• If the employer allows the employee to work beyond the termination date of the final contract, it may reinforce the expectation of renewal and may constitute dismissal if it is not renewed.
• It is the employee who bears the onus to establish that they had a reasonable expectation that the contract will be renewed. – SA Rugby Players Association & Others v SA Rugby (Pty) Ltd & others (2008) 29 ILJ 2218 (LAC). In this case the players based their claim that they had a reasonable expectation of renewal on their individual performances during 2003 and on certain remarks of the then coach, Strauli. In the CCMA it was found that the non renewal of all 3 players contracts constituted dismissals in terms of section 186(1)(b), the Labour Court found that Bands and Bezuidenhout had not been dismissed because they had no reasonable expectation of renewal, but that Matfield had such an expectation and was therefore dismissed.
The Labour Appeal Court found that because the fixed term contracts contained clear statements that they should not expect renewal, it was required of them to present more than feeble evidence or just saying that they had a legitimate expectation. All the players contracts were for a specific event – the World Cup, which had come and gone. Therefore the performance of the players could do no more than place them in a better position when contracts for the following year were concluded. Should they have been selected again, it would have been on materially different contracts. The Appeal court confirmed the Labour court’s finding that Bands and Bezuidenhout was not dismissed.
With regards to Matfield the Appeal Court said that the failure to communicate an intention not to renew cannot mean that the contract will be renewed when the contract itself does not provide for renewal. Furthermore because the coach lacked authority to offer contracts, his assurances could also not be relied upon and the Labour Appeal Court came to the conclusion that Matfield therefore did not have a legitimate expectation of renewal and therefore was not dismissed when the contract was not renewed.

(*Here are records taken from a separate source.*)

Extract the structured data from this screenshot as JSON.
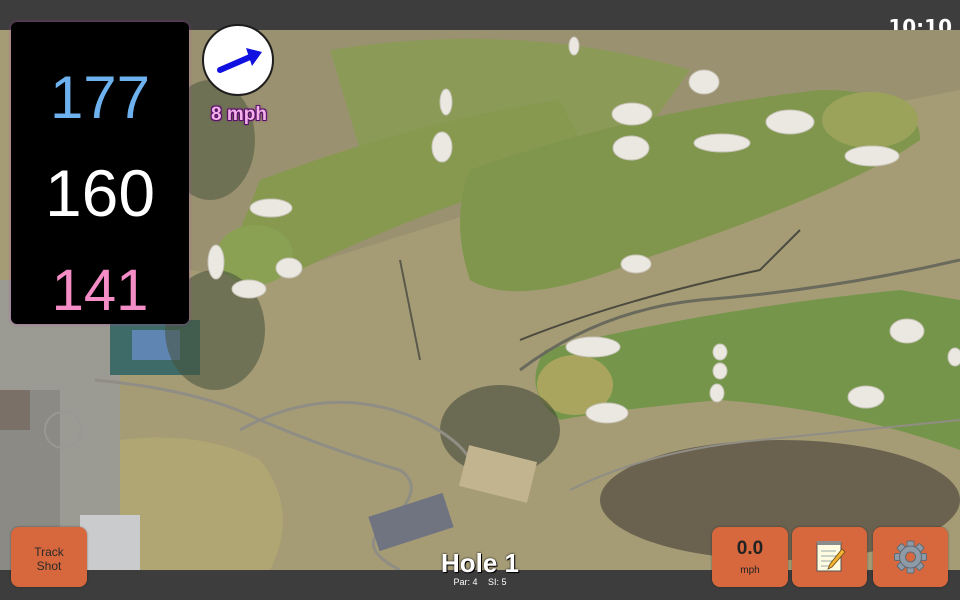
{
  "status": {
    "time": "10:10"
  },
  "distances": {
    "back": "177",
    "middle": "160",
    "front": "141"
  },
  "wind": {
    "speed": "8 mph",
    "direction_icon": "arrow-right-icon"
  },
  "hole": {
    "title": "Hole 1",
    "par": "Par: 4",
    "si": "SI: 5"
  },
  "buttons": {
    "track_line1": "Track",
    "track_line2": "Shot",
    "speed_value": "0.0",
    "speed_unit": "mph",
    "notes_icon": "notepad-icon",
    "settings_icon": "gear-icon"
  },
  "colors": {
    "back": "#6db2ef",
    "middle": "#ffffff",
    "front": "#f48cc6",
    "button": "#d7683d",
    "wind_text": "#f3b0ea"
  }
}
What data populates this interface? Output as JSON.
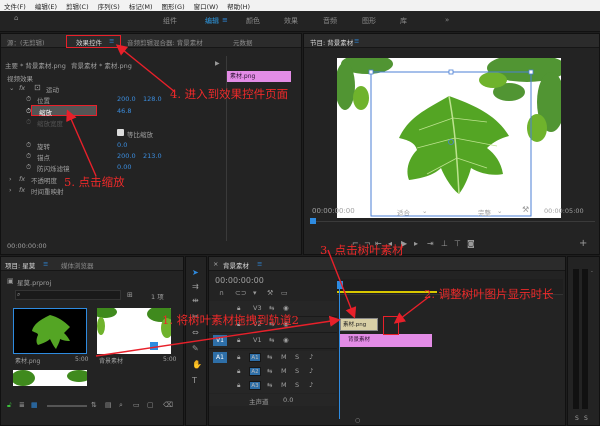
{
  "menu": [
    "文件(F)",
    "编辑(E)",
    "剪辑(C)",
    "序列(S)",
    "标记(M)",
    "图形(G)",
    "窗口(W)",
    "帮助(H)"
  ],
  "workspace_tabs": [
    "组件",
    "编辑",
    "颜色",
    "效果",
    "音频",
    "图形",
    "库"
  ],
  "source_panel": {
    "tabs": [
      "源：(无剪辑)",
      "效果控件",
      "音频剪辑混合器: 背景素材",
      "元数据"
    ],
    "main_clip": "主要 * 背景素材.png",
    "sequence_clip": "背景素材 * 素材.png",
    "section": "视频效果",
    "motion": "运动",
    "position_label": "位置",
    "position_x": "200.0",
    "position_y": "128.0",
    "scale_label": "缩放",
    "scale_value": "46.8",
    "scale_width_label": "缩放宽度",
    "uniform_scale": "等比缩放",
    "rotation_label": "旋转",
    "rotation_value": "0.0",
    "anchor_label": "锚点",
    "anchor_x": "200.0",
    "anchor_y": "213.0",
    "flicker_label": "防闪烁滤镜",
    "flicker_value": "0.00",
    "opacity_label": "不透明度",
    "time_remap_label": "时间重映射",
    "mini_clip": "素材.png",
    "timecode": "00:00:00:00",
    "fx": "fx"
  },
  "program_panel": {
    "title": "节目: 背景素材",
    "timecode": "00:00:00:00",
    "fit": "适合",
    "quality": "完整",
    "duration": "00:00:05:00"
  },
  "project_panel": {
    "tabs": [
      "项目: 星莫",
      "媒体浏览器"
    ],
    "project_file": "星莫.prproj",
    "count": "1 项",
    "items": [
      {
        "name": "素材.png",
        "duration": "5:00"
      },
      {
        "name": "背景素材",
        "duration": "5:00"
      }
    ]
  },
  "timeline": {
    "title": "背景素材",
    "timecode": "00:00:00:00",
    "video_tracks": [
      "V3",
      "V2",
      "V1"
    ],
    "audio_tracks": [
      "A1",
      "A2",
      "A3"
    ],
    "master_label": "主声道",
    "master_value": "0.0",
    "clip_v2": "素材.png",
    "clip_v1": "背景素材"
  },
  "annotations": {
    "a1": "1. 将树叶素材拖拽到轨道2",
    "a2": "2. 调整树叶图片显示时长",
    "a3": "3. 点击树叶素材",
    "a4": "4. 进入到效果控件页面",
    "a5": "5. 点击缩放"
  },
  "colors": {
    "accent_blue": "#2e8be0",
    "annotation_red": "#e8202a",
    "clip_pink": "#e38ce6"
  }
}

• The principles for the SA Rugby case is thus that:
a. The person making a promise of renewal must have the authority to offer contracts / renew contracts and to bind the employer by its decisions;
b. The employee bears the onus to prove the legitimate expectation
c. Substantiated evidence must be provided of the legitimate expectation.
• The reason for entering into a fixed term contract is also relevant in establishing whether a reasonable expectation for renewal exists. For example where an employer enters into a fixed term contract to replace an employee who is on leave, for example maternity leave, there could never be a legitimate expectation of renewal, but where a fixed term contract is entered into subject to the availability of continued funding, there can be a reasonable expectation of renewal as long as the funding continues.
• SA Bank of Athens Ltd v Cellier NO & Others (2009) 30 ILJ 197 (LC) it was found that the mere fact that the fixed term contract made provision for the negotiating of the possible renewal of the contract, does not in itself mean that there is a reasonable expectation for renewal.
• In terms of Nobubele v Kujawa NO & another (2008) 29 ILJ 2986 (LC), there cannot be a legitimate expectation of renewal, where an employee, like in this case, had been suspended on suspicion of misconduct before the expiry of her fixed term contract.
As set out above it is not that easy to prove a legitimate expectation of renewal. Please contact us for professional advice and assistance in this regard.
Mrs. Lezanne Bouwer
General Manager: Legal Assistance